Judge Sides With No Limit Films In Copyright Suit
A U.S. District Court Judge in Nashville has ruled in favor of Master P's No Limit Films, one of more than 800 original defendants, including music publishers, copyright administrators, record labels,A U.S. District Court Judge in Nashville has ruled in favor of Master P's No Limit Films, one of more than 800 original defendants, including music publishers, copyright administrators, record labels, and performing rights organizations, in a copyright infringement lawsuit involving 476 songs brought last year by Michigan-based Bridgeport Music Group.
In an effort to streamline the proceedings, the court in July divided the defendants into 476 separate cases, of which No Limit is the first settlement. Bridgeport's publishing and label units control songs and master recordings that include significant material originally written and performed by George Clinton with his Parliament and Funkadelic outfits. The material has long served as a popular sampling resource for rap and hip-hop acts.
In last week's ruling, Judge Thomas Higgins found that No Limit had the necessary licenses to use the N.W.A rap song "100 Miles and Runnin" in its 1998 film "I Got the Hook Up." In addition, Higgins ruled that there was insufficient sampling of Clinton's song "Get off Your Ass and Jam" in "100 Miles" to warrant an infringement claim.

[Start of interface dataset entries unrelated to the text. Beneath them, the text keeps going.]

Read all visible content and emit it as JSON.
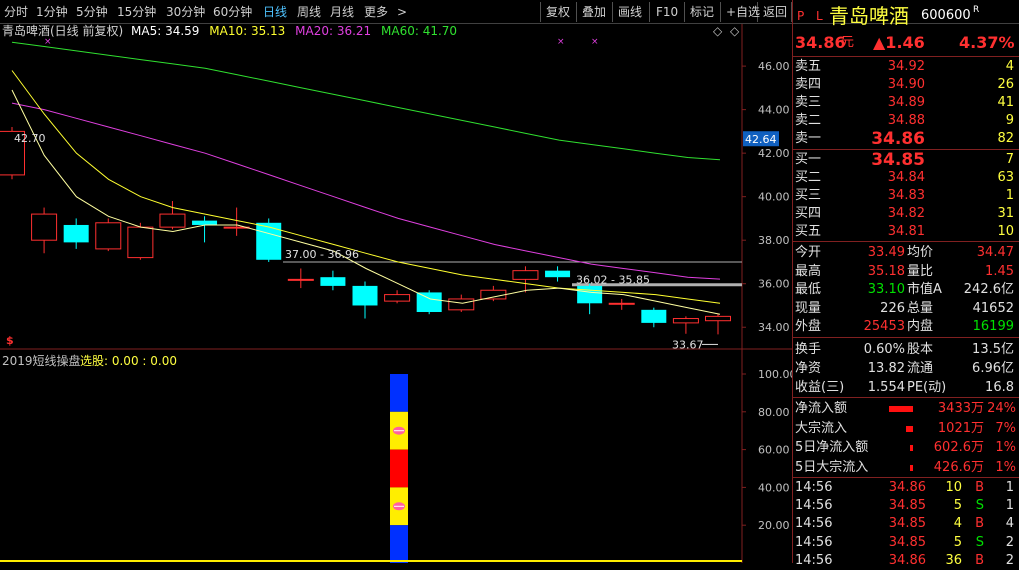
{
  "toolbar": {
    "periods": [
      "分时",
      "1分钟",
      "5分钟",
      "15分钟",
      "30分钟",
      "60分钟",
      "日线",
      "周线",
      "月线"
    ],
    "active": "日线",
    "more": "更多",
    "more_arrow": ">",
    "actions": [
      "复权",
      "叠加",
      "画线",
      "F10",
      "标记",
      "+自选",
      "返回"
    ]
  },
  "stock": {
    "name": "青岛啤酒",
    "code": "600600",
    "badge": "R",
    "pl_label": "P L",
    "price": "34.86",
    "price_unit": "元",
    "change": "▲1.46",
    "change_pct": "4.37%"
  },
  "chart_info": {
    "title": "青岛啤酒(日线 前复权)",
    "ma5": "MA5: 34.59",
    "ma10": "MA10: 35.13",
    "ma20": "MA20: 36.21",
    "ma60": "MA60: 41.70",
    "diamond": "◇",
    "arrows": "◇"
  },
  "chart_data": [
    {
      "type": "candlestick",
      "y_ticks": [
        "46.00",
        "44.00",
        "42.00",
        "40.00",
        "38.00",
        "36.00",
        "34.00"
      ],
      "ylim": [
        33.0,
        47.2
      ],
      "current_price_marker": "42.64",
      "candles": [
        {
          "o": 41.0,
          "c": 43.0,
          "h": 43.2,
          "l": 40.8
        },
        {
          "o": 38.0,
          "c": 39.2,
          "h": 39.5,
          "l": 37.4
        },
        {
          "o": 38.7,
          "c": 37.9,
          "h": 39.0,
          "l": 37.6
        },
        {
          "o": 37.6,
          "c": 38.8,
          "h": 39.0,
          "l": 37.5
        },
        {
          "o": 37.2,
          "c": 38.6,
          "h": 38.8,
          "l": 37.1
        },
        {
          "o": 38.6,
          "c": 39.2,
          "h": 39.8,
          "l": 38.5
        },
        {
          "o": 38.9,
          "c": 38.7,
          "h": 39.1,
          "l": 37.9
        },
        {
          "o": 38.6,
          "c": 38.6,
          "h": 39.5,
          "l": 38.2
        },
        {
          "o": 38.8,
          "c": 37.1,
          "h": 39.0,
          "l": 37.0
        },
        {
          "o": 36.2,
          "c": 36.2,
          "h": 36.7,
          "l": 35.8
        },
        {
          "o": 36.3,
          "c": 35.9,
          "h": 36.6,
          "l": 35.7
        },
        {
          "o": 35.9,
          "c": 35.0,
          "h": 36.1,
          "l": 34.4
        },
        {
          "o": 35.2,
          "c": 35.5,
          "h": 35.7,
          "l": 35.1
        },
        {
          "o": 35.6,
          "c": 34.7,
          "h": 35.7,
          "l": 34.6
        },
        {
          "o": 34.8,
          "c": 35.3,
          "h": 35.5,
          "l": 34.7
        },
        {
          "o": 35.3,
          "c": 35.7,
          "h": 35.9,
          "l": 35.2
        },
        {
          "o": 36.2,
          "c": 36.6,
          "h": 36.8,
          "l": 35.6
        },
        {
          "o": 36.6,
          "c": 36.3,
          "h": 36.8,
          "l": 36.1
        },
        {
          "o": 35.9,
          "c": 35.1,
          "h": 36.0,
          "l": 34.6
        },
        {
          "o": 35.1,
          "c": 35.1,
          "h": 35.3,
          "l": 34.8
        },
        {
          "o": 34.8,
          "c": 34.2,
          "h": 34.9,
          "l": 34.0
        },
        {
          "o": 34.2,
          "c": 34.4,
          "h": 34.5,
          "l": 33.7
        },
        {
          "o": 34.3,
          "c": 34.5,
          "h": 34.6,
          "l": 33.67
        }
      ],
      "ma5": [
        44.9,
        41.9,
        40.0,
        39.1,
        38.6,
        38.4,
        38.7,
        38.7,
        38.3,
        37.9,
        37.5,
        36.7,
        36.0,
        35.3,
        35.1,
        35.4,
        35.7,
        35.8,
        35.6,
        35.5,
        35.2,
        34.9,
        34.6
      ],
      "ma10": [
        45.8,
        43.8,
        42.0,
        40.8,
        40.0,
        39.5,
        39.2,
        38.9,
        38.6,
        38.2,
        37.8,
        37.4,
        37.0,
        36.7,
        36.4,
        36.2,
        36.0,
        35.8,
        35.7,
        35.6,
        35.5,
        35.3,
        35.1
      ],
      "ma20": [
        44.3,
        44.0,
        43.6,
        43.2,
        42.8,
        42.4,
        42.0,
        41.5,
        41.0,
        40.5,
        40.0,
        39.5,
        39.0,
        38.6,
        38.2,
        37.8,
        37.5,
        37.2,
        36.9,
        36.7,
        36.5,
        36.3,
        36.21
      ],
      "ma60": [
        47.1,
        46.9,
        46.7,
        46.5,
        46.3,
        46.1,
        45.9,
        45.6,
        45.3,
        45.0,
        44.7,
        44.4,
        44.1,
        43.8,
        43.5,
        43.2,
        42.9,
        42.6,
        42.4,
        42.2,
        42.0,
        41.8,
        41.7
      ],
      "annotations": [
        "42.70",
        "37.00 - 36.96",
        "36.02 - 35.85",
        "33.67"
      ]
    },
    {
      "type": "bar",
      "title": "2019短线操盘",
      "pick": "选股: 0.00 : 0.00",
      "y_ticks": [
        "100.00",
        "80.00",
        "60.00",
        "40.00",
        "20.00"
      ],
      "ylim": [
        0,
        100
      ],
      "segments": [
        {
          "from": 100,
          "to": 80,
          "color": "#0030ff"
        },
        {
          "from": 80,
          "to": 60,
          "color": "#ffee00"
        },
        {
          "from": 60,
          "to": 40,
          "color": "#ff0000"
        },
        {
          "from": 40,
          "to": 20,
          "color": "#ffee00"
        },
        {
          "from": 20,
          "to": 0,
          "color": "#0030ff"
        }
      ]
    }
  ],
  "orderbook": {
    "sell": [
      {
        "label": "卖五",
        "price": "34.92",
        "vol": "4"
      },
      {
        "label": "卖四",
        "price": "34.90",
        "vol": "26"
      },
      {
        "label": "卖三",
        "price": "34.89",
        "vol": "41"
      },
      {
        "label": "卖二",
        "price": "34.88",
        "vol": "9"
      },
      {
        "label": "卖一",
        "price": "34.86",
        "vol": "82"
      }
    ],
    "buy": [
      {
        "label": "买一",
        "price": "34.85",
        "vol": "7"
      },
      {
        "label": "买二",
        "price": "34.84",
        "vol": "63"
      },
      {
        "label": "买三",
        "price": "34.83",
        "vol": "1"
      },
      {
        "label": "买四",
        "price": "34.82",
        "vol": "31"
      },
      {
        "label": "买五",
        "price": "34.81",
        "vol": "10"
      }
    ]
  },
  "stats": [
    {
      "l1": "今开",
      "v1": "33.49",
      "c1": "red",
      "l2": "均价",
      "v2": "34.47",
      "c2": "red"
    },
    {
      "l1": "最高",
      "v1": "35.18",
      "c1": "red",
      "l2": "量比",
      "v2": "1.45",
      "c2": "red"
    },
    {
      "l1": "最低",
      "v1": "33.10",
      "c1": "green",
      "l2": "市值A",
      "v2": "242.6亿",
      "c2": "wh"
    },
    {
      "l1": "现量",
      "v1": "226",
      "c1": "wh",
      "l2": "总量",
      "v2": "41652",
      "c2": "wh"
    },
    {
      "l1": "外盘",
      "v1": "25453",
      "c1": "red",
      "l2": "内盘",
      "v2": "16199",
      "c2": "green"
    }
  ],
  "stats2": [
    {
      "l1": "换手",
      "v1": "0.60%",
      "l2": "股本",
      "v2": "13.5亿"
    },
    {
      "l1": "净资",
      "v1": "13.82",
      "l2": "流通",
      "v2": "6.96亿"
    },
    {
      "l1": "收益(三)",
      "v1": "1.554",
      "l2": "PE(动)",
      "v2": "16.8"
    }
  ],
  "flows": [
    {
      "label": "净流入额",
      "value": "3433万",
      "pct": "24%",
      "bar": 0.24
    },
    {
      "label": "大宗流入",
      "value": "1021万",
      "pct": "7%",
      "bar": 0.07
    },
    {
      "label": "5日净流入额",
      "value": "602.6万",
      "pct": "1%",
      "bar": 0.01
    },
    {
      "label": "5日大宗流入",
      "value": "426.6万",
      "pct": "1%",
      "bar": 0.01
    }
  ],
  "ticks": [
    {
      "t": "14:56",
      "p": "34.86",
      "v": "10",
      "bs": "B",
      "n": "1"
    },
    {
      "t": "14:56",
      "p": "34.85",
      "v": "5",
      "bs": "S",
      "n": "1"
    },
    {
      "t": "14:56",
      "p": "34.85",
      "v": "4",
      "bs": "B",
      "n": "4"
    },
    {
      "t": "14:56",
      "p": "34.85",
      "v": "5",
      "bs": "S",
      "n": "2"
    },
    {
      "t": "14:56",
      "p": "34.86",
      "v": "36",
      "bs": "B",
      "n": "2"
    }
  ],
  "colors": {
    "up": "#ff3030",
    "down": "#00ffff",
    "ma5": "#ffffa0",
    "ma10": "#ffff30",
    "ma20": "#e040e0",
    "ma60": "#30e030"
  }
}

Clinton sued Bridgeport in 1999, attempting to reclaim the rights to the music he wrote between 1976 and 1983. In January 2001, a U.S. District Court judge in Tallahassee, Fla., ruled in favor of Bridgeport, barring Clinton from profiting from the songs.